Newspapers have been conveying significant news for hundreds of years. The problem is that most of these newspapers are not available online. This initiative, Google News Archives, is about making more old newspaper articles/information accessible and searchable online. Google aims to do this by partnering with newspaper publishers to digitize millions of pages of news archives.


I tried looking up Cyclone Tracy. As with Google searches, you can use the advanced mode to locate information. There were many results but I particularly wanted to see the papers from the 1974.

You can narrow down the results by specifying dates, in the field on the left-hand side of the screen. I choose “before 1998” and then I found many articles to choose from. A number of the Australian papers were by subscription but there were others as well. It was amazing to see how many global papers carried information about Tracy and how it was reported in them.

From the St. Petersburg Times

From the St. Petersburg Times

Although the above article was from Dec 24th, 1990 I found it interesting. The article that reported on Australian summer conditions and compared them to 1974. It was in the St. Petersburg times. From this you can see how the article can be viewed. There seems to be more US news covered than other nationality but I would suppose it will continue to grow as various organisations come on board as they understand the benefits to all.

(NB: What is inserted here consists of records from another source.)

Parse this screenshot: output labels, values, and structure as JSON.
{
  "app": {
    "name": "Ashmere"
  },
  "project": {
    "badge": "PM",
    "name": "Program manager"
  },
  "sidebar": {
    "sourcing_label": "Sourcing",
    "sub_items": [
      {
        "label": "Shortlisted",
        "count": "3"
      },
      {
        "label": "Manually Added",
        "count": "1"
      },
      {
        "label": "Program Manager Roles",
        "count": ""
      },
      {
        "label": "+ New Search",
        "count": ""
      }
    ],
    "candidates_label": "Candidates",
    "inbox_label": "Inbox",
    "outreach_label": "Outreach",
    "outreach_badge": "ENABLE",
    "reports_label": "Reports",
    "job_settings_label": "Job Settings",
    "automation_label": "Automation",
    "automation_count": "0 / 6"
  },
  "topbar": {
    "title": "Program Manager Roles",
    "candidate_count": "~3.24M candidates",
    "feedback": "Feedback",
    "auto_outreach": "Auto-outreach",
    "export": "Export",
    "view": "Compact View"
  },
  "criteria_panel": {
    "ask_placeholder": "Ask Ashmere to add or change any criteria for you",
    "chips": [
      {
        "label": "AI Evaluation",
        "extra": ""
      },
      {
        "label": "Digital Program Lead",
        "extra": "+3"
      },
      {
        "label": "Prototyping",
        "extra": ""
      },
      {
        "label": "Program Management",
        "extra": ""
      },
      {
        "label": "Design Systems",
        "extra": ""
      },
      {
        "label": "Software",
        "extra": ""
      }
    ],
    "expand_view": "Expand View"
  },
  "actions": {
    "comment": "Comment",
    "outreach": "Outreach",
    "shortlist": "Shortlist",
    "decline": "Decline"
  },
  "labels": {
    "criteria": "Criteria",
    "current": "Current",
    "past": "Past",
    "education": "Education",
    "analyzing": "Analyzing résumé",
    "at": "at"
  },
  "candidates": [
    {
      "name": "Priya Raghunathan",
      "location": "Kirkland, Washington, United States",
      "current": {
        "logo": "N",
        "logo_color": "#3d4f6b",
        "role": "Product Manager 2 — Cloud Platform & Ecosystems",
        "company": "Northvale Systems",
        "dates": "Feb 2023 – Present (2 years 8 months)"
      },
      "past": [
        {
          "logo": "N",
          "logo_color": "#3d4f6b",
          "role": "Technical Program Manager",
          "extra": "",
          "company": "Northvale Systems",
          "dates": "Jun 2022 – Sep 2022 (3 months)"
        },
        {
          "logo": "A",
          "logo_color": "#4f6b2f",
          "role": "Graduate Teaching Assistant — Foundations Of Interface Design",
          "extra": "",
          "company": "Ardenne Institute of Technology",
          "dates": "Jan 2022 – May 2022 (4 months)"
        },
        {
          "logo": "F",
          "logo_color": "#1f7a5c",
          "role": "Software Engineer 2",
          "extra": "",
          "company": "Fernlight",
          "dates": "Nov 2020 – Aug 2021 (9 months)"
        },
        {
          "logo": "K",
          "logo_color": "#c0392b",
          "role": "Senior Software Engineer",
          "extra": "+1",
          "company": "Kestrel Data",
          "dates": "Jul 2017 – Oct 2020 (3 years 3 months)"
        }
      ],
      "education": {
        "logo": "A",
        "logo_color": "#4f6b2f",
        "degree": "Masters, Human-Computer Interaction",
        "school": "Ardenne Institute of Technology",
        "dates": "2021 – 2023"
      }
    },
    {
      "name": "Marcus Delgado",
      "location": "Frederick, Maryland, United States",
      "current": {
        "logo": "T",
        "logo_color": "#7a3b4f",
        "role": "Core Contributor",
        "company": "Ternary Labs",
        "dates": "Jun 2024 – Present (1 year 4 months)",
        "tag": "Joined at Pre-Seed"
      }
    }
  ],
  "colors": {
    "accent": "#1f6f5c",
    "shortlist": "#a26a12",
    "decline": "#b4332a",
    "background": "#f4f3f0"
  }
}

I see a number of ways this service could be used in my school, in the media, English and SOSE areas to name three. The interesting thing for me is that you can see the news as it was printed, with the headlines, accompanying photos, and the position on the page, as well as what else was around it. The use of language, comparisons between news reporting in different eras and countries, the impact of an event, as evidenced by the reporting in the paper at that time, pure historical data including the photographs can all be used by teachers and students in their research. I always find looking at advertising interesting as well. Advertising is, for me, a great indicator of the society of the times.

Another fascinating Google offering.